◆ Required work
Find and copy the lines in the records beneath this task that contain the word "PASTE".
Data records: Begin
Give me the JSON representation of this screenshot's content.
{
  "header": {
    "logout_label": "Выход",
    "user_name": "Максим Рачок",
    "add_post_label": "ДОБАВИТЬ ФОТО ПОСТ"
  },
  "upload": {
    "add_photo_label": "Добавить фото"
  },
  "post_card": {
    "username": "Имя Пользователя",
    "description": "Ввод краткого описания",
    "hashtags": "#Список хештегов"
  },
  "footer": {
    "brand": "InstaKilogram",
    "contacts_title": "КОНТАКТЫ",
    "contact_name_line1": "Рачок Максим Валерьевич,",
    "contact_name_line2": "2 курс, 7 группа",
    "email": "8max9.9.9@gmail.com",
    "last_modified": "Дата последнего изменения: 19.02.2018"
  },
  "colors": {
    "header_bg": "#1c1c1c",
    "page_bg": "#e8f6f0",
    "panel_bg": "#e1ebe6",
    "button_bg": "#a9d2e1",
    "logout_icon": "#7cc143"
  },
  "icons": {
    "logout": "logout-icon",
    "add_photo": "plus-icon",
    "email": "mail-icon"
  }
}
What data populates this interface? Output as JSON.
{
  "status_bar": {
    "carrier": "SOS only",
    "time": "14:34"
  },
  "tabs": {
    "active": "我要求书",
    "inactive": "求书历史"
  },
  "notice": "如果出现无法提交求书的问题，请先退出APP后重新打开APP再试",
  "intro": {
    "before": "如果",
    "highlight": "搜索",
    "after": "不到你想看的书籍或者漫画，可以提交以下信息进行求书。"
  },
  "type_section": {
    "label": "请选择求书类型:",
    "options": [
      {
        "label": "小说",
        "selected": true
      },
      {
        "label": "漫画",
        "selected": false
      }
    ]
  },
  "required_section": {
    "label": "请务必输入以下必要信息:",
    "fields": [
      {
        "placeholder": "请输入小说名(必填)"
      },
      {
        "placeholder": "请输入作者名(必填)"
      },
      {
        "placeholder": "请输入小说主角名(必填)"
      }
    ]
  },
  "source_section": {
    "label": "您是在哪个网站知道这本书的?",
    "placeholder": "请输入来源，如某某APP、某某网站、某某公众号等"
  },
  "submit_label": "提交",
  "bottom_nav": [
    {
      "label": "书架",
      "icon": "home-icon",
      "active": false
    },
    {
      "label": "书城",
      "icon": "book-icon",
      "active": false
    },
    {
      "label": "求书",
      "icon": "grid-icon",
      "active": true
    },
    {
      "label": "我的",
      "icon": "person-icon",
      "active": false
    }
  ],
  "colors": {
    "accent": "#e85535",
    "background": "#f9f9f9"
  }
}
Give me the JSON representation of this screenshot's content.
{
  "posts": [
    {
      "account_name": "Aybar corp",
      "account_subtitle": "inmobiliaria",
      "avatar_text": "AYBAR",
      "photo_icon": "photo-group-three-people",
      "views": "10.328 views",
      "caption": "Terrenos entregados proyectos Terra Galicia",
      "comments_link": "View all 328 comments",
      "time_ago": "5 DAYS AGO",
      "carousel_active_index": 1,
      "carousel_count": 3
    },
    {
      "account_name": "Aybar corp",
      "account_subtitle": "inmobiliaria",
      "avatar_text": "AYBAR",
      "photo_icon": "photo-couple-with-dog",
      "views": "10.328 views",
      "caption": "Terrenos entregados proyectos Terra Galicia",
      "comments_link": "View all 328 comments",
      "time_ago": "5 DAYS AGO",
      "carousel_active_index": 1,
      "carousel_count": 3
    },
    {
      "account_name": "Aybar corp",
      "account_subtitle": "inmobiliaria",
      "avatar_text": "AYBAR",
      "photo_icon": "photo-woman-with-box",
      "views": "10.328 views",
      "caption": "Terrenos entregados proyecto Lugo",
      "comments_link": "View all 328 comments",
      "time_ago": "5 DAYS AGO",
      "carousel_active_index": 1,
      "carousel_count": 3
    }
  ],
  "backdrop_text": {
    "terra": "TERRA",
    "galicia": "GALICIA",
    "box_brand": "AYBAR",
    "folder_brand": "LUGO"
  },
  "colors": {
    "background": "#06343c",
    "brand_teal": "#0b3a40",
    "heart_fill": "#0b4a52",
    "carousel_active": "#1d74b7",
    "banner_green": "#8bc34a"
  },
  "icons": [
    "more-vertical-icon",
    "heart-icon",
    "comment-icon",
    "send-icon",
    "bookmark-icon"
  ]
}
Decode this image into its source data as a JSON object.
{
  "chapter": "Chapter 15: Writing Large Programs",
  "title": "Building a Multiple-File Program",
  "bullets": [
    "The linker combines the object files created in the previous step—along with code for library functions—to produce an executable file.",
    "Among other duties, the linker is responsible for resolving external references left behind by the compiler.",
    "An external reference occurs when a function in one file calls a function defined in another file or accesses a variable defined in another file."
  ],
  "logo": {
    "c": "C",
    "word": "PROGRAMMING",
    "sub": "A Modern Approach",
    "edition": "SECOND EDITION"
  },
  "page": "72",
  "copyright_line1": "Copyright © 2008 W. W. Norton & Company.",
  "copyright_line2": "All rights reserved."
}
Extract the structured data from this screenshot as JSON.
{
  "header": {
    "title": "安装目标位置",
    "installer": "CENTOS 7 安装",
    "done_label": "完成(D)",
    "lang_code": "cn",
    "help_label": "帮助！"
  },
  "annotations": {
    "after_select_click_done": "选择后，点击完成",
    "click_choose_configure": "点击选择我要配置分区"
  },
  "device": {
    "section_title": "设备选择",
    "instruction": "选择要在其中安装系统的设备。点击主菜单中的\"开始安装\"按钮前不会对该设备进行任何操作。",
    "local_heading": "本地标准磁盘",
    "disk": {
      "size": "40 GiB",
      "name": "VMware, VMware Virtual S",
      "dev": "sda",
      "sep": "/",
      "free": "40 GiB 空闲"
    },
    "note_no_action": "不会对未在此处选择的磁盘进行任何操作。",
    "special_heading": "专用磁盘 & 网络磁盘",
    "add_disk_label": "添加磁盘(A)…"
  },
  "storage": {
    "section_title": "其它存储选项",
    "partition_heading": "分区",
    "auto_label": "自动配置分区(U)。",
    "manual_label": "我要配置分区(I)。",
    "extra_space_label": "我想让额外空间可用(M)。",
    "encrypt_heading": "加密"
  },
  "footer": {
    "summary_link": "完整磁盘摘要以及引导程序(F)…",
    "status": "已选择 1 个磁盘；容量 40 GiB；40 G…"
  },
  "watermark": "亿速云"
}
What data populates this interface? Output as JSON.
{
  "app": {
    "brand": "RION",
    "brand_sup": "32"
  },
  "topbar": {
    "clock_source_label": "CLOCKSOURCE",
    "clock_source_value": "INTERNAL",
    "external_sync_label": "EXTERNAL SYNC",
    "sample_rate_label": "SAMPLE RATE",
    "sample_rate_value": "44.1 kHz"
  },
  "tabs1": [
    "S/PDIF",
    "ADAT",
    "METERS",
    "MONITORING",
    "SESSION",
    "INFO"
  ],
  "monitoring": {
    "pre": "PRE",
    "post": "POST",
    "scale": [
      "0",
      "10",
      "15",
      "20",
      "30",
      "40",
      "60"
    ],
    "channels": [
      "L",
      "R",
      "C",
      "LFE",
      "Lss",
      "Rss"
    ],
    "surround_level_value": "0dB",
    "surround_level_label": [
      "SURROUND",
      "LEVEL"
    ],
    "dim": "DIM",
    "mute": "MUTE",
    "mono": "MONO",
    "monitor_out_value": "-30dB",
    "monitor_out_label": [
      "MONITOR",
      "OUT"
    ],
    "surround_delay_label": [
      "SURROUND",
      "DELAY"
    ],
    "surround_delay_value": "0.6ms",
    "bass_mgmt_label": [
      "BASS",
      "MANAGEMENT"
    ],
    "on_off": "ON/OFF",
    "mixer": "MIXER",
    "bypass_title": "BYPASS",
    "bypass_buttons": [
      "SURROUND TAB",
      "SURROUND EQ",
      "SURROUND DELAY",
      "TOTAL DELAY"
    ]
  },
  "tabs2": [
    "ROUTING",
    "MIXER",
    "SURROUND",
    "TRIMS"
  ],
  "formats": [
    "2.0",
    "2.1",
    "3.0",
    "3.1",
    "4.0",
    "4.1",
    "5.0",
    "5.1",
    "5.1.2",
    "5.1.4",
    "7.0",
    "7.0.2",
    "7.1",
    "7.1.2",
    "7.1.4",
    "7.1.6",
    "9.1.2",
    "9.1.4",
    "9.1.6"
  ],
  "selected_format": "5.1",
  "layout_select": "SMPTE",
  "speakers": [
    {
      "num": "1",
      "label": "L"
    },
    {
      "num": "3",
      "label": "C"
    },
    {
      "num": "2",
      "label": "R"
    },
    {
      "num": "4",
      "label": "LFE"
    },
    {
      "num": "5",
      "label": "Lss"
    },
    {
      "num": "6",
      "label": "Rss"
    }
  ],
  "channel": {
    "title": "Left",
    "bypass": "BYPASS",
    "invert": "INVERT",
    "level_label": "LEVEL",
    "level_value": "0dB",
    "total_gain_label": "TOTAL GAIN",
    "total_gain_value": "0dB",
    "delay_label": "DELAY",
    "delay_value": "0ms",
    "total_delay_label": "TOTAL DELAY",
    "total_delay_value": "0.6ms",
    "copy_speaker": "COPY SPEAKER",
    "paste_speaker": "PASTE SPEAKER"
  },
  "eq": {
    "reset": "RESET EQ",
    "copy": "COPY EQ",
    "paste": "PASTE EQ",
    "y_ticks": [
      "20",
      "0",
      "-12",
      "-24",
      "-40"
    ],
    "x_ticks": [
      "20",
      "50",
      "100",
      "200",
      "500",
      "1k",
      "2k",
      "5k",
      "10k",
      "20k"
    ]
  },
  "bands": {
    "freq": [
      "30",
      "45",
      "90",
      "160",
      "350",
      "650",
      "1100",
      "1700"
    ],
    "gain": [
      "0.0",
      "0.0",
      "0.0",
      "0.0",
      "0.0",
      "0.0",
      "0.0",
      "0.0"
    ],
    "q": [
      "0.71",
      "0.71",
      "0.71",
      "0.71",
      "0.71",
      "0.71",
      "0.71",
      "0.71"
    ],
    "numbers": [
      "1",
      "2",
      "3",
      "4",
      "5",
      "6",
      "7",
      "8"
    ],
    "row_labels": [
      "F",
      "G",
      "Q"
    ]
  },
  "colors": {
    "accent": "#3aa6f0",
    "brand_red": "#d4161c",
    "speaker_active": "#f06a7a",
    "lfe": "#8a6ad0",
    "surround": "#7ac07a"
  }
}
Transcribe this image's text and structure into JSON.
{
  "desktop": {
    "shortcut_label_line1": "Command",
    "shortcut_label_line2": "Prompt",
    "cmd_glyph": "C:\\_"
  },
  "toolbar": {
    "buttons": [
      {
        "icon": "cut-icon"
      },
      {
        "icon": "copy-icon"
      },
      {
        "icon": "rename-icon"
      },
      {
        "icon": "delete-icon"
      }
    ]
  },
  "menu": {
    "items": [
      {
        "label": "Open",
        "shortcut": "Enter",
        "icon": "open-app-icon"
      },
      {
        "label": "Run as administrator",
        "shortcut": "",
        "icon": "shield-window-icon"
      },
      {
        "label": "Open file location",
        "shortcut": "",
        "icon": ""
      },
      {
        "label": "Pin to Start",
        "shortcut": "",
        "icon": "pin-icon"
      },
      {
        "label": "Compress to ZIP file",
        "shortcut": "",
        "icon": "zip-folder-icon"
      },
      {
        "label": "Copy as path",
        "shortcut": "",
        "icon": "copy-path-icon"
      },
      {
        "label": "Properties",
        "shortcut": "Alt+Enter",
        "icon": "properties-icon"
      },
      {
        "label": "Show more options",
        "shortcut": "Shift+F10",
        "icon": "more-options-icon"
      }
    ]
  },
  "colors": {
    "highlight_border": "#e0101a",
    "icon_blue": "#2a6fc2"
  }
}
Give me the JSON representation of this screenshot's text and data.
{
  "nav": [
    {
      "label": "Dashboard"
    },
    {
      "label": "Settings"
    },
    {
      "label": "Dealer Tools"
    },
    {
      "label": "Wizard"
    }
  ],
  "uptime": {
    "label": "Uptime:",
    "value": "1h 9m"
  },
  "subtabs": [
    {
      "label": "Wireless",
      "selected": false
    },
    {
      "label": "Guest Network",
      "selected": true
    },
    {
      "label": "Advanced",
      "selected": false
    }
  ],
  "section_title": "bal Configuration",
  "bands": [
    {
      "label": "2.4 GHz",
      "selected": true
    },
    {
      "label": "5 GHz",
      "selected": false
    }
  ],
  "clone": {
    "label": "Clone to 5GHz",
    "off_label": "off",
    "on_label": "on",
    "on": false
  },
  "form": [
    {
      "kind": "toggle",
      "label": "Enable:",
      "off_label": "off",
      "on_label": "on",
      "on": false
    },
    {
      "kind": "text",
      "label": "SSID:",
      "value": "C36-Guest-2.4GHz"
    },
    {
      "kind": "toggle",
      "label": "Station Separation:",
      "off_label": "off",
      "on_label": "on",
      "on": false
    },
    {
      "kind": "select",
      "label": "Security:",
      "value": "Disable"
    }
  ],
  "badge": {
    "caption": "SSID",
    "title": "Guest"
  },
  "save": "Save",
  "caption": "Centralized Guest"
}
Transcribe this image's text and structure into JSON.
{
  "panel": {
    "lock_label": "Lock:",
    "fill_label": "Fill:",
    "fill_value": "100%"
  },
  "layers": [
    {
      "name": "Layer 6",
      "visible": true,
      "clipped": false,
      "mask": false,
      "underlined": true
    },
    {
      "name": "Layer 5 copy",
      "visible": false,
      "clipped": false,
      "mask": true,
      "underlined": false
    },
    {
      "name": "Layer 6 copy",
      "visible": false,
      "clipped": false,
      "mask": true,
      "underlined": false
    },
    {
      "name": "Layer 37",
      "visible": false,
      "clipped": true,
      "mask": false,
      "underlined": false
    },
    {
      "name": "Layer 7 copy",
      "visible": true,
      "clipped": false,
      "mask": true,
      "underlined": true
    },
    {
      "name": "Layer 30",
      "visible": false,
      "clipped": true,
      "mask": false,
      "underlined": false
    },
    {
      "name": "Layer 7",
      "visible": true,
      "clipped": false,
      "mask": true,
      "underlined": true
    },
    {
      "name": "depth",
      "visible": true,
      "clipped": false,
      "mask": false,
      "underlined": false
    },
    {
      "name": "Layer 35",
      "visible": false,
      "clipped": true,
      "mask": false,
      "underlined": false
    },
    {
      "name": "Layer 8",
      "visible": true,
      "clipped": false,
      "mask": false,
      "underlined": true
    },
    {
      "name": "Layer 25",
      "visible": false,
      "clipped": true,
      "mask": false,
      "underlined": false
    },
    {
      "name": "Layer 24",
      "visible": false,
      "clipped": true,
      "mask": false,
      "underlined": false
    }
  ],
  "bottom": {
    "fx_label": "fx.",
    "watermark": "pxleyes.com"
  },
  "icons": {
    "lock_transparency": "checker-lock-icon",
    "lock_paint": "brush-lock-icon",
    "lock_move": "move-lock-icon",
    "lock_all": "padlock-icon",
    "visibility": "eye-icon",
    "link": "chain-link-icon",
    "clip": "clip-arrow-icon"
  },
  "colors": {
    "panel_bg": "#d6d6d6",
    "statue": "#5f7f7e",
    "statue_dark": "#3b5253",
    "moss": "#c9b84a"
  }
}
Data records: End
◆ Output of the exercise
    "paste_speaker": "PASTE SPEAKER"
    "paste": "PASTE EQ",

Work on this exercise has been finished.